I'm always slightly amused by debates about whether to use a reward or a punishment to promote certain behavior. For example, should Massachusetts encourage universal health care by fining people who aren't covered (as they do now), or should they give people who are covered a tax break? Should Jimmy get a trip to Disney if he passes all his classes, or should we cancel the family vacation to Disney if he fails?

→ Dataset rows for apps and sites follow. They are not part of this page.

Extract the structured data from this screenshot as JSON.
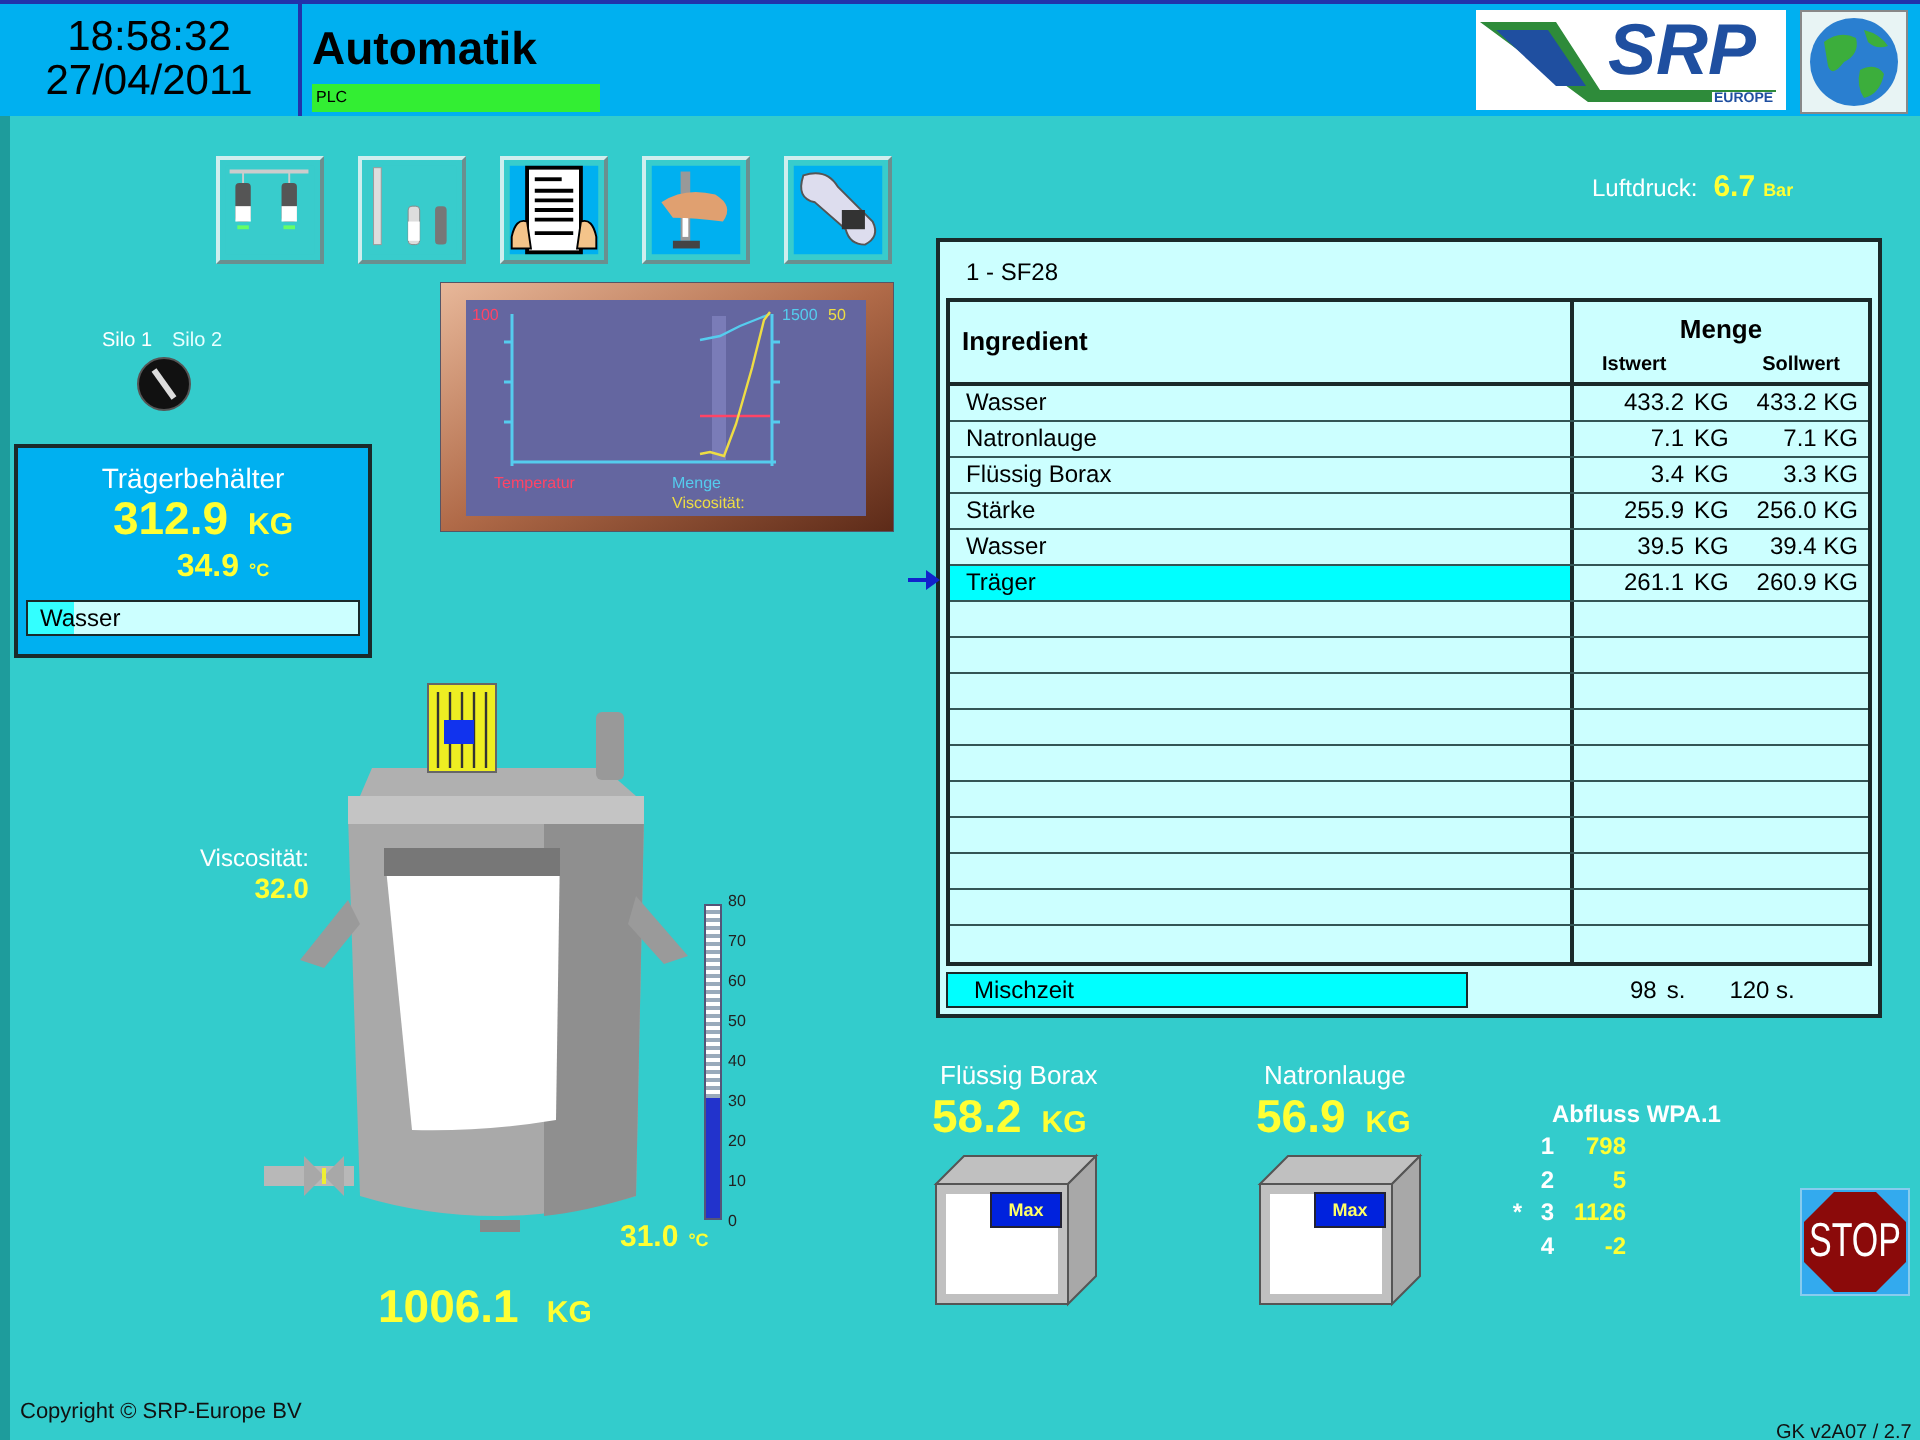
{
  "header": {
    "time": "18:58:32",
    "date": "27/04/2011",
    "title": "Automatik",
    "plc_label": "PLC",
    "logo": {
      "name": "SRP",
      "sub": "EUROPE"
    }
  },
  "toolbar": [
    {
      "kind": "tanks"
    },
    {
      "kind": "tube-tanks"
    },
    {
      "kind": "report"
    },
    {
      "kind": "sample"
    },
    {
      "kind": "tools"
    }
  ],
  "air_pressure": {
    "label": "Luftdruck:",
    "value": "6.7",
    "unit": "Bar"
  },
  "silo_selector": [
    {
      "label": "Silo 1",
      "selected": true
    },
    {
      "label": "Silo 2",
      "selected": false
    }
  ],
  "carrier_tank": {
    "title": "Trägerbehälter",
    "weight": "312.9",
    "weight_unit": "KG",
    "temperature": "34.9",
    "temperature_unit": "°C",
    "ingredient": {
      "label": "Wasser",
      "level": 0.14
    }
  },
  "trend": {
    "left_max": "100",
    "right_max": "1500",
    "right_max_2": "50",
    "legend": [
      {
        "label": "Temperatur",
        "color": "#ff4466"
      },
      {
        "label": "Menge",
        "color": "#55ccee"
      },
      {
        "label": "Viscosität:",
        "color": "#eedd44"
      }
    ]
  },
  "recipe": {
    "title": "1 - SF28",
    "columns": {
      "ingredient": "Ingredient",
      "amount": "Menge",
      "actual": "Istwert",
      "target": "Sollwert"
    },
    "rows": [
      {
        "name": "Wasser",
        "actual": "433.2",
        "unit": "KG",
        "target": "433.2 KG",
        "selected": false
      },
      {
        "name": "Natronlauge",
        "actual": "7.1",
        "unit": "KG",
        "target": "7.1 KG",
        "selected": false
      },
      {
        "name": "Flüssig Borax",
        "actual": "3.4",
        "unit": "KG",
        "target": "3.3 KG",
        "selected": false
      },
      {
        "name": "Stärke",
        "actual": "255.9",
        "unit": "KG",
        "target": "256.0 KG",
        "selected": false
      },
      {
        "name": "Wasser",
        "actual": "39.5",
        "unit": "KG",
        "target": "39.4 KG",
        "selected": false
      },
      {
        "name": "Träger",
        "actual": "261.1",
        "unit": "KG",
        "target": "260.9 KG",
        "selected": true
      }
    ],
    "mixing_time": {
      "label": "Mischzeit",
      "actual": "98",
      "unit": "s.",
      "target": "120 s."
    }
  },
  "mixer": {
    "viscosity_label": "Viscosität:",
    "viscosity": "32.0",
    "temperature": "31.0",
    "temperature_unit": "°C",
    "thermometer": {
      "level": 0.3875,
      "ticks": [
        "80",
        "70",
        "60",
        "50",
        "40",
        "30",
        "20",
        "10",
        "0"
      ]
    },
    "weight": "1006.1",
    "weight_unit": "KG"
  },
  "dosing": [
    {
      "name": "Flüssig Borax",
      "weight": "58.2",
      "unit": "KG",
      "max_label": "Max"
    },
    {
      "name": "Natronlauge",
      "weight": "56.9",
      "unit": "KG",
      "max_label": "Max"
    }
  ],
  "drain": {
    "title": "Abfluss WPA.1",
    "rows": [
      {
        "number": "1",
        "value": "798"
      },
      {
        "number": "2",
        "value": "5"
      },
      {
        "marker": "*",
        "number": "3",
        "value": "1126"
      },
      {
        "number": "4",
        "value": "-2"
      }
    ]
  },
  "stop_button": {
    "label": "STOP"
  },
  "footer": {
    "copyright": "Copyright ©  SRP-Europe BV",
    "version": "GK  v2A07 / 2.7"
  }
}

I think the second example demonstrates why I find the reward/punishment dichotomy amusing. It's often just semantics. If Jimmy gets passing grades, then he'll end up in Disney. If you don't have health insurance, then you'll shoulder more of the Massachusetts tax burden. Some punishments are clearly punishments (imprisonment), some rewards are clearly rewards (a trophy), but especially when dealing with large groups, you're redistributing some benefit/cost, not explicitly rewarding or punishing.

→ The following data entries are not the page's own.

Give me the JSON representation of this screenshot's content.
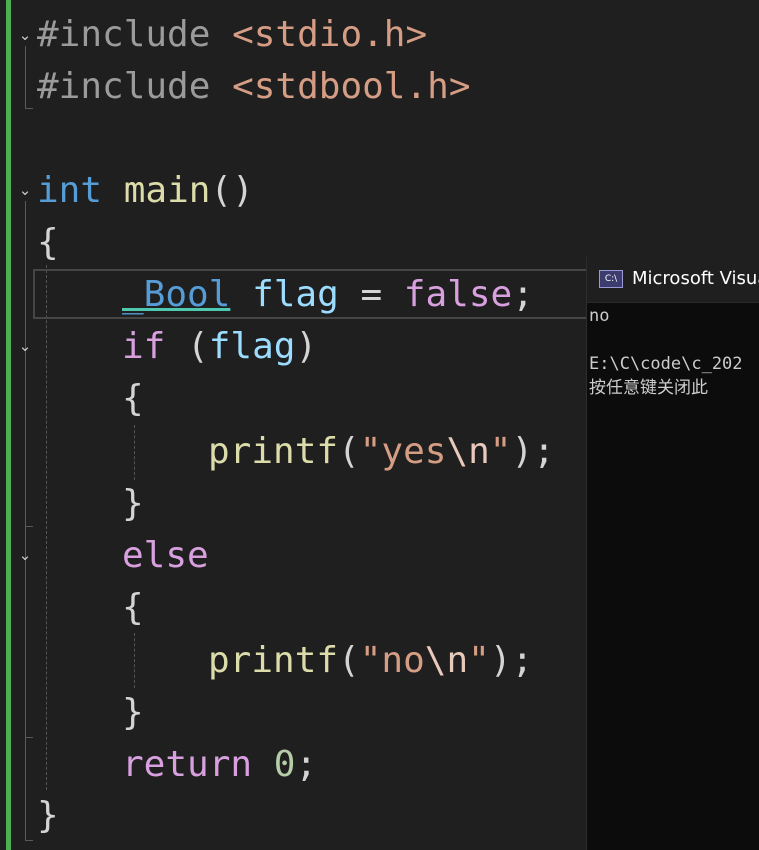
{
  "editor": {
    "lines": {
      "l1": {
        "a": "#include",
        "b": " ",
        "c": "<stdio.h>"
      },
      "l2": {
        "a": "#include",
        "b": " ",
        "c": "<stdbool.h>"
      },
      "l4": {
        "a": "int",
        "b": " ",
        "c": "main",
        "d": "()"
      },
      "l5": {
        "a": "{"
      },
      "l6": {
        "type": "_Bool",
        "sp1": " ",
        "var": "flag",
        "eq": " = ",
        "val": "false",
        "semi": ";"
      },
      "l7": {
        "kw": "if",
        "sp": " ",
        "open": "(",
        "var": "flag",
        "close": ")"
      },
      "l8": {
        "a": "{"
      },
      "l9": {
        "fn": "printf",
        "open": "(",
        "q1": "\"yes",
        "esc": "\\n",
        "q2": "\"",
        "close": ");"
      },
      "l10": {
        "a": "}"
      },
      "l11": {
        "kw": "else"
      },
      "l12": {
        "a": "{"
      },
      "l13": {
        "fn": "printf",
        "open": "(",
        "q1": "\"no",
        "esc": "\\n",
        "q2": "\"",
        "close": ");"
      },
      "l14": {
        "a": "}"
      },
      "l15": {
        "kw": "return",
        "sp": " ",
        "num": "0",
        "semi": ";"
      },
      "l16": {
        "a": "}"
      }
    },
    "fold_glyph": "⌄",
    "accent_color": "#4caf50"
  },
  "console": {
    "title": "Microsoft Visual",
    "icon_label": "C:\\",
    "output": "no\n\nE:\\C\\code\\c_202\n按任意键关闭此"
  }
}
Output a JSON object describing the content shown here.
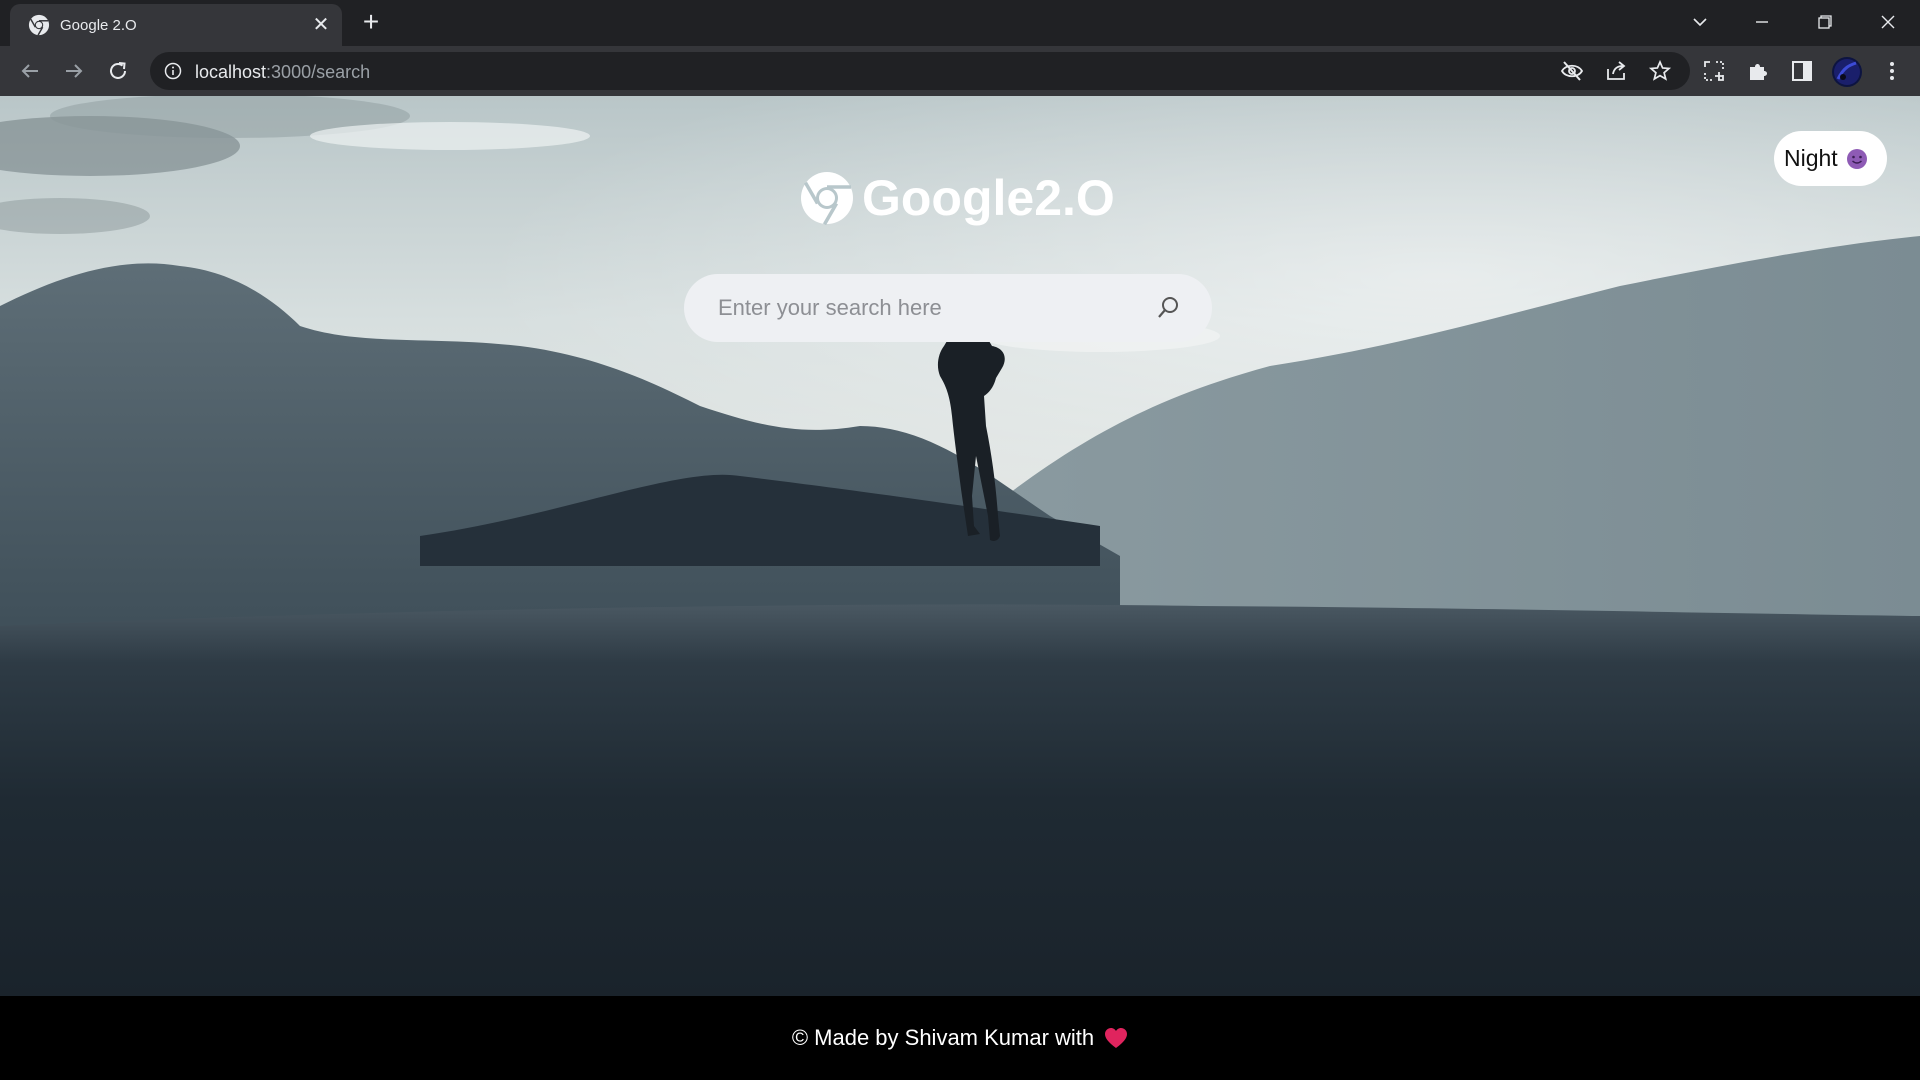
{
  "browser": {
    "tab_title": "Google 2.O",
    "tab_close": "✕",
    "new_tab": "+",
    "url_host": "localhost",
    "url_path": ":3000/search"
  },
  "page": {
    "night_toggle_label": "Night",
    "night_emoji_icon": "purple-smiling-face-icon",
    "logo_text": "Google2.O",
    "logo_icon": "chrome-logo-icon",
    "search_placeholder": "Enter your search here",
    "search_icon": "search-icon"
  },
  "footer": {
    "text": "© Made by Shivam Kumar with",
    "heart_icon": "red-heart-icon"
  },
  "colors": {
    "chrome_dark": "#202124",
    "chrome_toolbar": "#35363a",
    "footer_bg": "#000000",
    "search_bg": "#eef0f3",
    "heart": "#e0245e",
    "night_emoji": "#8e5bb5"
  }
}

It seems to come up in taxes a lot. Taxing a segment of the population is unpopular, giving tax cuts to another group are fine. So rather then punish polluting firms, you reward non-polluting firms. Rather then tax increases for the poor, you cut the taxes for the rich and let inflation bring things back to a balance. Amazingly, wording something as a reward or a punishment can make all the difference.
Thus I propose a new term in the vein of "carrot and stick" already used to differentiate between rewards and punishments (as an aside, inaccurately. The term probably comes from tying a carrot to a stick to lead an animal, not beating it while feeding it to a tasty treat). "Carrot" is a reward, "Stick" is a punishment, and "Carrot Stick" is a case where it's both. You can feed a carrot stick to your donkey, or you can hit him with it (possibly ineffectually, but it's a metaphor). What a versatile tool those pre-cut veggies are!